And where’s next on the map for a GlobeBusters experience? “We’re always looking for new and different routes,” says Kevin. “Our new brochure has just been released and we have some really exciting trips planned, including London to Cape Town and London to Sydney. Both are epic and famous rides, but as usual we will be taking a GlobeBusters route to get there.”

KEVIN SAYS

The Day Job

Age: 46 Occupation: Founder-director of GlobeBusters Motorcycle Expeditions

What’s the biggest challenge on your list of things to do before I die? I’ve done and seen more of the World than I ever thought or planned. My biggest challenge now is to have time at home to reflect on life and this is something we are working on.

What keeps you awake at night? Nothing, I have a saying ‘rest when you can’ I have no problem sleeping because I know it is important.

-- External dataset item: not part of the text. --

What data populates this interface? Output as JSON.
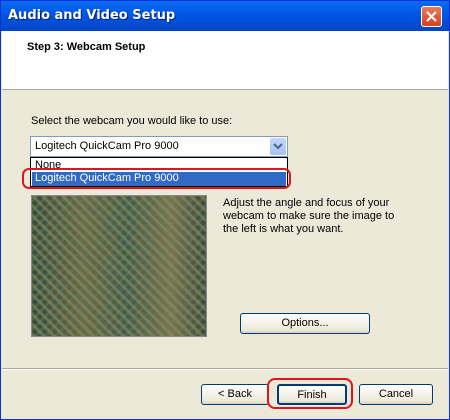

What do you miss most about home when you’re away? I like cooking for family and friends and being in the kitchen with a glass of wine.

What’s your ultimate indulgence? Steak and red wine

What’s your best characteristic? Being organised and attention to detail.

And your worst? Intolerant of fools and don’t understand vegetarians

What’s your best tip for adventure bike riders? Pack light, and then take half of it.

Person you’d most like to take as pillion on a RTW trip and why? I have already taken them and it is Julia. If you can achieve two Guinness World Records and stay happily married, I think it shows our love for each other.

The Day Job

Of all the places you’ve ridden, where’s your favourite? The Carratera Austral, Chile. This is the southern highway built by General Pinochet in the 70s. And the Pamir Highway in southern Tajikistan, bordering Afghanistan.

Which country have you not yet ridden and would like to? Madagascar. Ever since I saw pictures of the landscape and the unique flora and fauna, especially the lemurs. It is also somewhere that very few have ever ridden.

What’s your favourite terrain? Mountains. Where ever there are mountains there is great riding and sce

To see GlobeBusters’ full range of tours and to book your own adventure with Kevin, Julia, and the team, got to www.globebusters.com